Another wet week ahead Prodigious rains are emerging as the big weather story this month—not a surprise, given that an unseasonably early El Niño event is now strengthening. Persistent, recurrent upper lows in the Southwest (see Figure 3) have channeled deep moisture from the Gulf of Mexico across the central states and provided jet-stream energy to lift the moist air. It appears quite possible that this month will eclipse June 1989 as the wettest month in Oklahoma City history, in records going back to late 1890. With 12.85” reported as of Monday morning, only 1.82” is needed to break the 1989 record, with more rain in the forecast throughout this week. Other cities are also in the running for monthly rain records, including San Diego, where 2.35” has fallen this month; the city’s May record is 2.54” (1921), and light showers are expected late this week. Phoenix scored 0.93” of rain last Thursday, the most observed on any May day on record. The current monthly total of 1.17” in Phoenix makes it the second-wettest May on record, behind only May 1930 (1.31"). A wet weekend pushed Jamestown, ND, up to 8.29” for the month, the highest May total in records going back to 1893.
Figure 4. The 7-day precipitation outlook from NOAA’s Weather Prediction Center for the period 1200 GMT Monday, May 18 - 25. Image credit: NOAA/NCEP Weather Prediction Center.

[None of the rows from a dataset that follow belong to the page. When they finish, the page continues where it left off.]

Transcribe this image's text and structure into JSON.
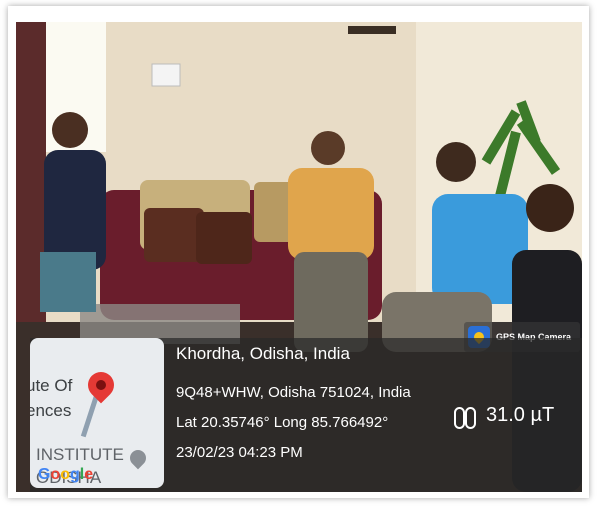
{
  "gps_badge": {
    "label": "GPS Map Camera",
    "icon": "gps-map-camera-icon"
  },
  "map_thumbnail": {
    "fragments": [
      "ute Of",
      "ences",
      "INSTITUTE",
      "ODISHA"
    ],
    "logo": "Google",
    "icons": [
      "map-pin-red-icon",
      "map-pin-grey-icon"
    ]
  },
  "location": {
    "title": "Khordha, Odisha, India",
    "plus_code": "9Q48+WHW, Odisha 751024, India",
    "coords": "Lat 20.35746° Long 85.766492°",
    "datetime": "23/02/23 04:23 PM"
  },
  "sensor": {
    "value": "31.0 µT",
    "icon": "magnetic-field-icon"
  },
  "colors": {
    "overlay": "#2a2a2a",
    "pin_red": "#e53935",
    "wall": "#ece2cf"
  }
}
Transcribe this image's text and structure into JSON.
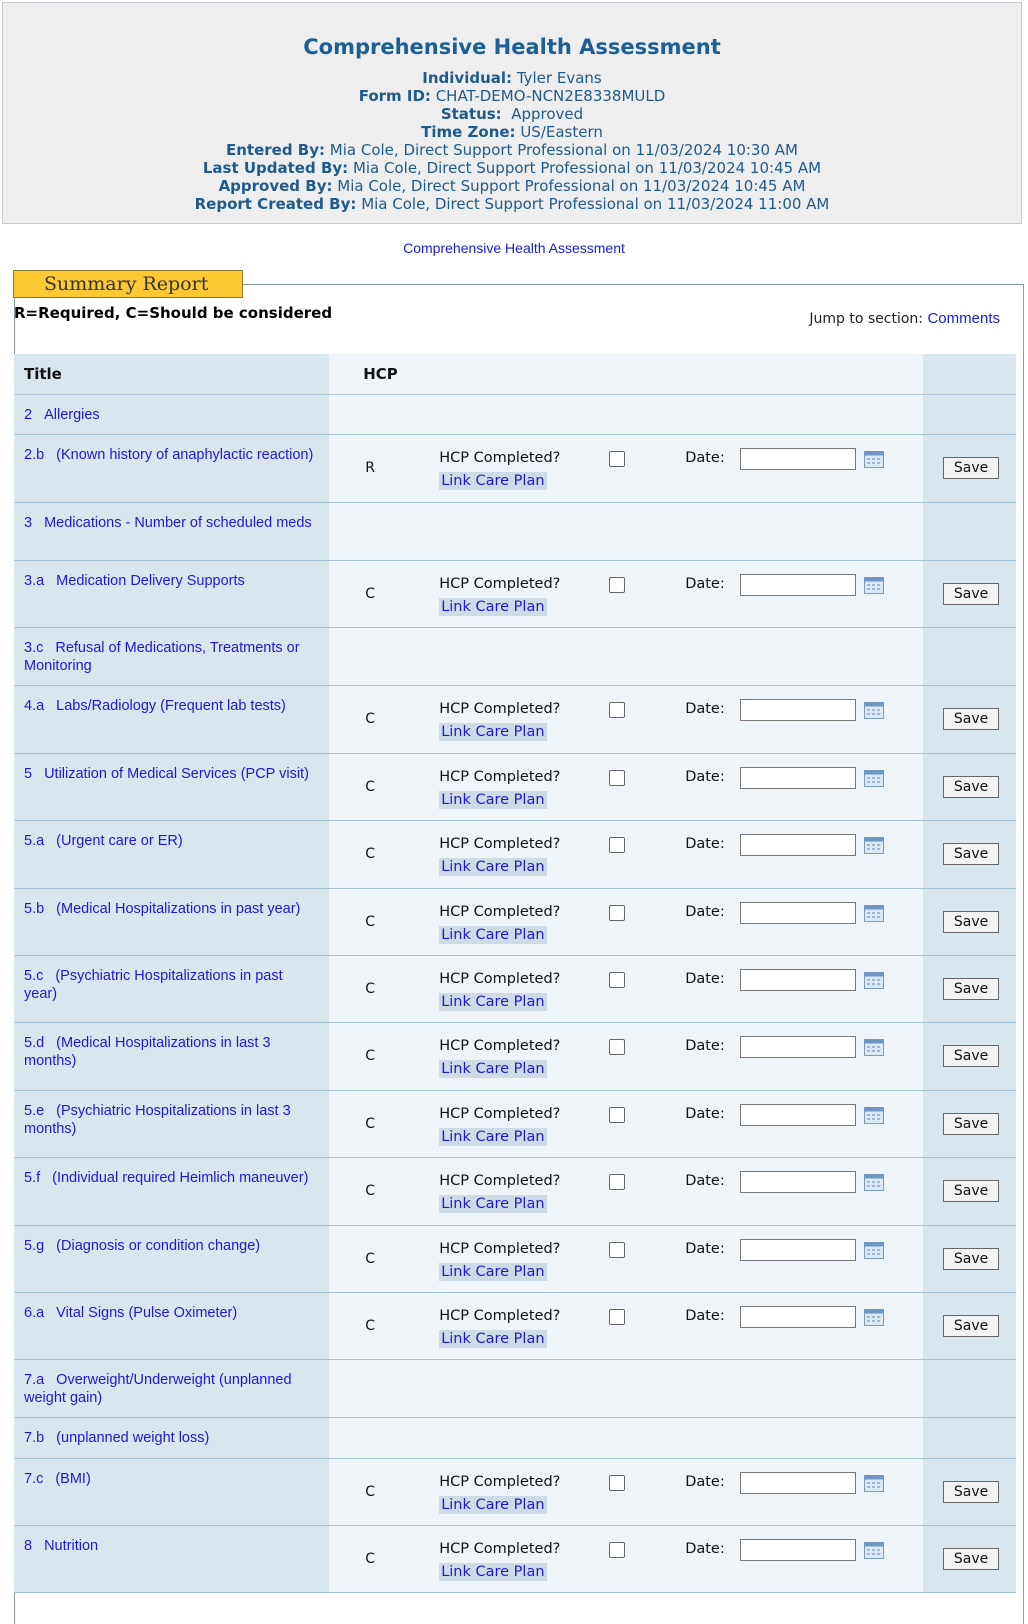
{
  "header": {
    "title": "Comprehensive Health Assessment",
    "individual_label": "Individual:",
    "individual": "Tyler Evans",
    "form_id_label": "Form ID:",
    "form_id": "CHAT-DEMO-NCN2E8338MULD",
    "status_label": "Status:",
    "status": "Approved",
    "timezone_label": "Time Zone:",
    "timezone": "US/Eastern",
    "entered_label": "Entered By:",
    "entered": "Mia Cole, Direct Support Professional on 11/03/2024 10:30 AM",
    "updated_label": "Last Updated By:",
    "updated": "Mia Cole, Direct Support Professional on 11/03/2024 10:45 AM",
    "approved_label": "Approved By:",
    "approved": "Mia Cole, Direct Support Professional on 11/03/2024 10:45 AM",
    "created_label": "Report Created By:",
    "created": "Mia Cole, Direct Support Professional on 11/03/2024 11:00 AM"
  },
  "form_link": "Comprehensive Health Assessment",
  "legend": "Summary Report",
  "req_note": "R=Required, C=Should be considered",
  "jump_label": "Jump to section:",
  "jump_link": "Comments",
  "table_headers": {
    "title": "Title",
    "hcp": "HCP"
  },
  "labels": {
    "hcp_completed": "HCP Completed?",
    "link_care_plan": "Link Care Plan",
    "date": "Date:",
    "save": "Save"
  },
  "rows": [
    {
      "num": "2",
      "title": "Allergies",
      "hcp": ""
    },
    {
      "num": "2.b",
      "title": "(Known history of anaphylactic reaction)",
      "hcp": "R"
    },
    {
      "num": "3",
      "title": "Medications - Number of scheduled meds",
      "hcp": ""
    },
    {
      "num": "3.a",
      "title": "Medication Delivery Supports",
      "hcp": "C"
    },
    {
      "num": "3.c",
      "title": "Refusal of Medications, Treatments or Monitoring",
      "hcp": ""
    },
    {
      "num": "4.a",
      "title": "Labs/Radiology (Frequent lab tests)",
      "hcp": "C"
    },
    {
      "num": "5",
      "title": "Utilization of Medical Services (PCP visit)",
      "hcp": "C"
    },
    {
      "num": "5.a",
      "title": "(Urgent care or ER)",
      "hcp": "C"
    },
    {
      "num": "5.b",
      "title": "(Medical Hospitalizations in past year)",
      "hcp": "C"
    },
    {
      "num": "5.c",
      "title": "(Psychiatric Hospitalizations in past year)",
      "hcp": "C"
    },
    {
      "num": "5.d",
      "title": "(Medical Hospitalizations in last 3 months)",
      "hcp": "C"
    },
    {
      "num": "5.e",
      "title": "(Psychiatric Hospitalizations in last 3 months)",
      "hcp": "C"
    },
    {
      "num": "5.f",
      "title": "(Individual required Heimlich maneuver)",
      "hcp": "C"
    },
    {
      "num": "5.g",
      "title": "(Diagnosis or condition change)",
      "hcp": "C"
    },
    {
      "num": "6.a",
      "title": "Vital Signs (Pulse Oximeter)",
      "hcp": "C"
    },
    {
      "num": "7.a",
      "title": "Overweight/Underweight (unplanned weight gain)",
      "hcp": ""
    },
    {
      "num": "7.b",
      "title": "(unplanned weight loss)",
      "hcp": ""
    },
    {
      "num": "7.c",
      "title": "(BMI)",
      "hcp": "C"
    },
    {
      "num": "8",
      "title": "Nutrition",
      "hcp": "C"
    }
  ],
  "colors": {
    "header_title": "#1c5f96",
    "legend_bg": "#ffc934",
    "link": "#1a1adc"
  }
}
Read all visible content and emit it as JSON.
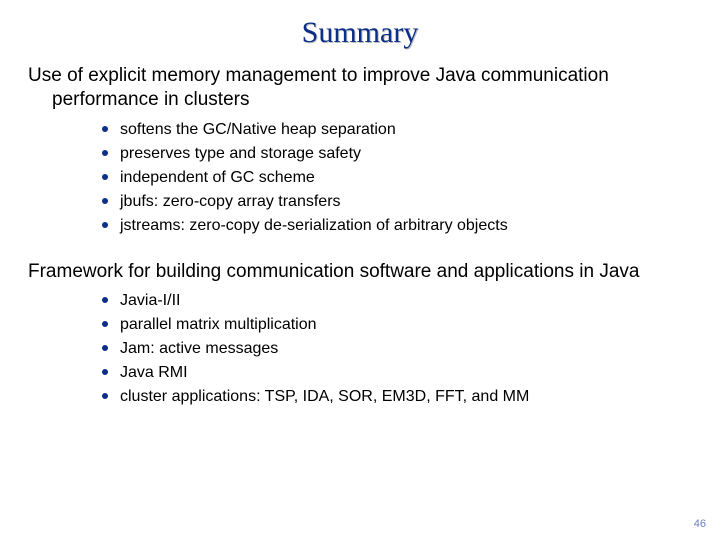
{
  "title": "Summary",
  "sections": [
    {
      "text": "Use of explicit memory management to improve Java communication performance in clusters",
      "bullets": [
        "softens the GC/Native heap separation",
        "preserves type and storage safety",
        "independent of GC scheme",
        "jbufs: zero-copy array transfers",
        "jstreams: zero-copy de-serialization of arbitrary objects"
      ]
    },
    {
      "text": "Framework for building communication software and applications in Java",
      "bullets": [
        "Javia-I/II",
        "parallel matrix multiplication",
        "Jam: active messages",
        "Java RMI",
        "cluster applications: TSP, IDA, SOR, EM3D, FFT, and MM"
      ]
    }
  ],
  "page_number": "46"
}
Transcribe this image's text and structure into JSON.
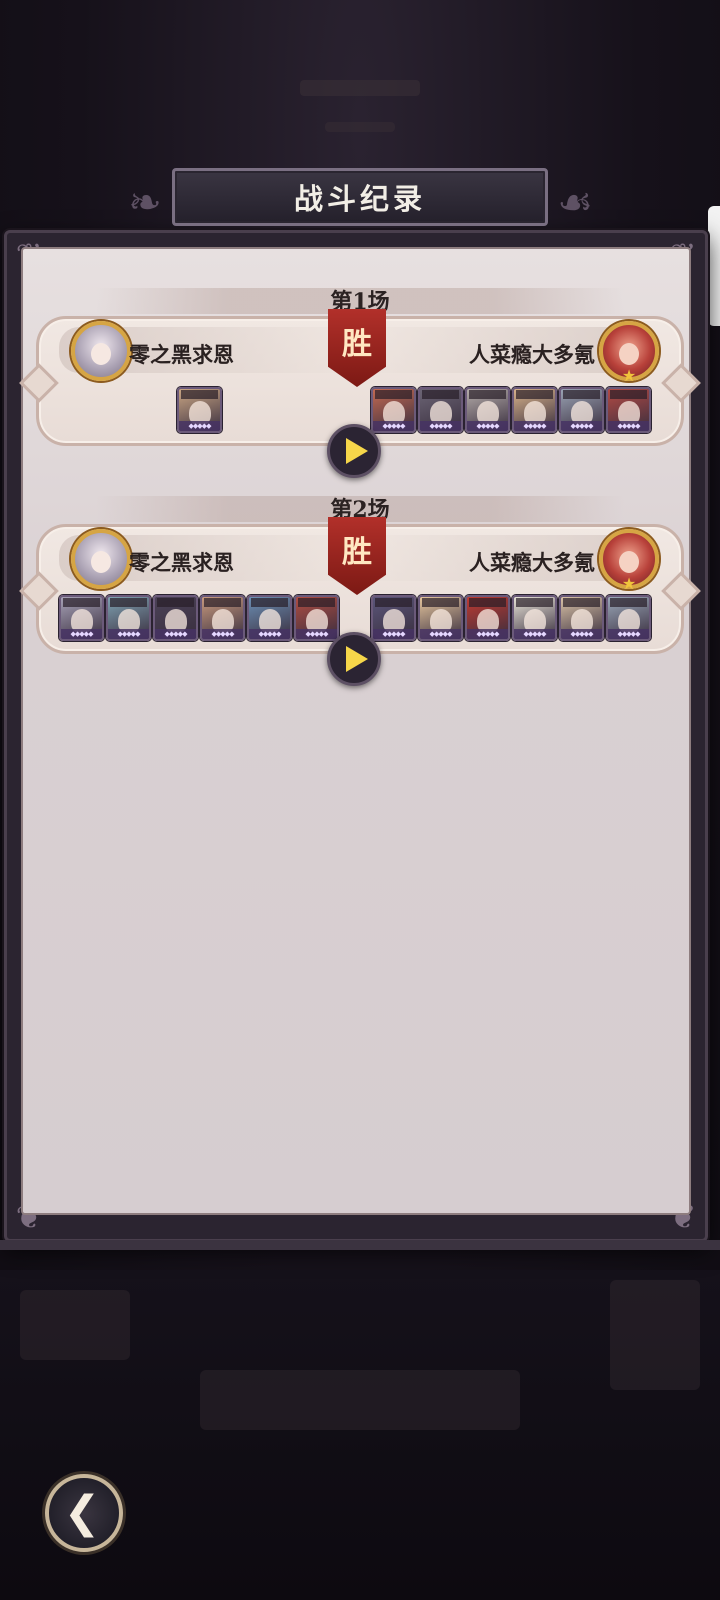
{
  "title": "战斗纪录",
  "matches": [
    {
      "label": "第1场",
      "result": "胜",
      "left_player": "零之黑求恩",
      "right_player": "人菜瘾大多氪",
      "left_heroes": [
        {
          "color": "#caa684"
        }
      ],
      "right_heroes": [
        {
          "color": "#c46a52"
        },
        {
          "color": "#6c6575"
        },
        {
          "color": "#b5adaa"
        },
        {
          "color": "#d7b28a"
        },
        {
          "color": "#9aa3b4"
        },
        {
          "color": "#b44a44"
        }
      ]
    },
    {
      "label": "第2场",
      "result": "胜",
      "left_player": "零之黑求恩",
      "right_player": "人菜瘾大多氪",
      "left_heroes": [
        {
          "color": "#a7a2b7"
        },
        {
          "color": "#7fa2b2"
        },
        {
          "color": "#4b4257"
        },
        {
          "color": "#c89a7e"
        },
        {
          "color": "#6c8fb4"
        },
        {
          "color": "#b04d42"
        }
      ],
      "right_heroes": [
        {
          "color": "#5b567a"
        },
        {
          "color": "#e4c59d"
        },
        {
          "color": "#c03a30"
        },
        {
          "color": "#e6e2d6"
        },
        {
          "color": "#d9c2a6"
        },
        {
          "color": "#9aa7b8"
        }
      ]
    }
  ],
  "icons": {
    "play": "play-icon",
    "back": "back-arrow-icon"
  },
  "colors": {
    "win_banner": "#a0241d",
    "play_triangle": "#f6d64a",
    "frame_gold": "#d6a544"
  }
}
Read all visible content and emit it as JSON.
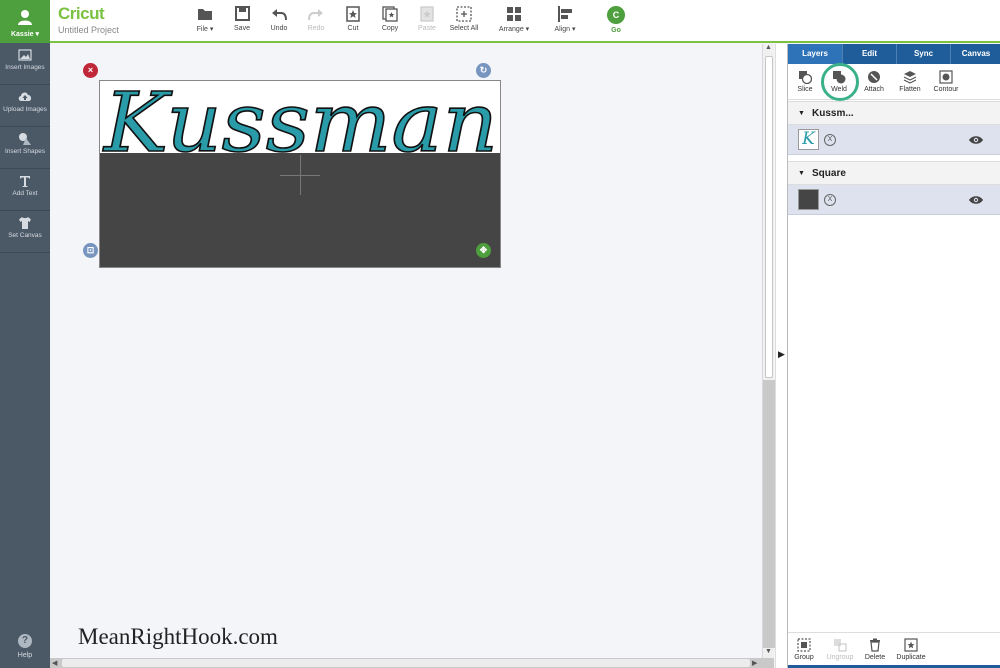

The zone of rich moisture that’s covered the Plains much of this month will be pushed southward early this week by a chilly-for-May surface air mass. The next chance for widespread severe weather will likely be on Friday or Saturday, as yet another upper low in the Southwest (see Figure 3, above) moves across the Plains. However, it’s again possible that early-morning showers and storms will shunt the most unstable air away from the zone of strongest wind shear, limiting the area at risk of significant tornadoes or other severe weather. Heavy rains appear to be a safe bet (see Figure 4, above), again putting parts of the Southern Plains at risk of flash flooding.